**EXERCISE REQUIREMENTS:**
Output the data verbatim, with nothing added or dropped.

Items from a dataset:
^^^^^^^^

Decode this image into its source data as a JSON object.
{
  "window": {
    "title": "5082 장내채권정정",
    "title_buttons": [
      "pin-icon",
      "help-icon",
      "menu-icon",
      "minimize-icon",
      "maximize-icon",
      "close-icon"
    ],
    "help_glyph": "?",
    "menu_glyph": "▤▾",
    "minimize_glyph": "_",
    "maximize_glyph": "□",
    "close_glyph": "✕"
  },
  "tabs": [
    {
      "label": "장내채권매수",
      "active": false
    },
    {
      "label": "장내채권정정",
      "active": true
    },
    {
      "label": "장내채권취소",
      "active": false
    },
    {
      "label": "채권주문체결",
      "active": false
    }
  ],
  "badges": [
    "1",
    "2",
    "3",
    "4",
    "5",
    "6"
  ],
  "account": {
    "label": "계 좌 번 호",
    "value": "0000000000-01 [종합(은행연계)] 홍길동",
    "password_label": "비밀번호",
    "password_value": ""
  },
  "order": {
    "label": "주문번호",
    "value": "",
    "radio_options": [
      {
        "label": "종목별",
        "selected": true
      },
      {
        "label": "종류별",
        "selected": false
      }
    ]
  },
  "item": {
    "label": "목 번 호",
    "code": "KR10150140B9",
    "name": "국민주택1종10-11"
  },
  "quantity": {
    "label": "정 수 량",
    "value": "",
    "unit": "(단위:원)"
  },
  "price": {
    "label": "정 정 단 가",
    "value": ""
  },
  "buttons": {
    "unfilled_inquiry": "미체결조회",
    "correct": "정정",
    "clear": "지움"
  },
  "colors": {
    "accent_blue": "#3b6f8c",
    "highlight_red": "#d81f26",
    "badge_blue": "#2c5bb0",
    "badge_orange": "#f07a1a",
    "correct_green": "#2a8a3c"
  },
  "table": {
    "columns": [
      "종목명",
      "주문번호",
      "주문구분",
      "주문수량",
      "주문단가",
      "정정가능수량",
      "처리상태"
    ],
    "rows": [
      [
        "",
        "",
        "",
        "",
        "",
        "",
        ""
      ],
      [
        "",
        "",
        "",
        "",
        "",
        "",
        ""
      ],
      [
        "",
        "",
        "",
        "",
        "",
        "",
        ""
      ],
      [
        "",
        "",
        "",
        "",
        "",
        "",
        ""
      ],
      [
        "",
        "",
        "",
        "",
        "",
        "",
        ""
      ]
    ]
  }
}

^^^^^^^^

**OUTPUT OF THE TASK:**
Decode this image into its source data as a JSON object.
{
  "window": {
    "title": "5082 장내채권정정",
    "title_buttons": [
      "pin-icon",
      "help-icon",
      "menu-icon",
      "minimize-icon",
      "maximize-icon",
      "close-icon"
    ],
    "help_glyph": "?",
    "menu_glyph": "▤▾",
    "minimize_glyph": "_",
    "maximize_glyph": "□",
    "close_glyph": "✕"
  },
  "tabs": [
    {
      "label": "장내채권매수",
      "active": false
    },
    {
      "label": "장내채권정정",
      "active": true
    },
    {
      "label": "장내채권취소",
      "active": false
    },
    {
      "label": "채권주문체결",
      "active": false
    }
  ],
  "badges": [
    "1",
    "2",
    "3",
    "4",
    "5",
    "6"
  ],
  "account": {
    "label": "계 좌 번 호",
    "value": "0000000000-01 [종합(은행연계)] 홍길동",
    "password_label": "비밀번호",
    "password_value": ""
  },
  "order": {
    "label": "주문번호",
    "value": "",
    "radio_options": [
      {
        "label": "종목별",
        "selected": true
      },
      {
        "label": "종류별",
        "selected": false
      }
    ]
  },
  "item": {
    "label": "목 번 호",
    "code": "KR10150140B9",
    "name": "국민주택1종10-11"
  },
  "quantity": {
    "label": "정 수 량",
    "value": "",
    "unit": "(단위:원)"
  },
  "price": {
    "label": "정 정 단 가",
    "value": ""
  },
  "buttons": {
    "unfilled_inquiry": "미체결조회",
    "correct": "정정",
    "clear": "지움"
  },
  "colors": {
    "accent_blue": "#3b6f8c",
    "highlight_red": "#d81f26",
    "badge_blue": "#2c5bb0",
    "badge_orange": "#f07a1a",
    "correct_green": "#2a8a3c"
  },
  "table": {
    "columns": [
      "종목명",
      "주문번호",
      "주문구분",
      "주문수량",
      "주문단가",
      "정정가능수량",
      "처리상태"
    ],
    "rows": [
      [
        "",
        "",
        "",
        "",
        "",
        "",
        ""
      ],
      [
        "",
        "",
        "",
        "",
        "",
        "",
        ""
      ],
      [
        "",
        "",
        "",
        "",
        "",
        "",
        ""
      ],
      [
        "",
        "",
        "",
        "",
        "",
        "",
        ""
      ],
      [
        "",
        "",
        "",
        "",
        "",
        "",
        ""
      ]
    ]
  }
}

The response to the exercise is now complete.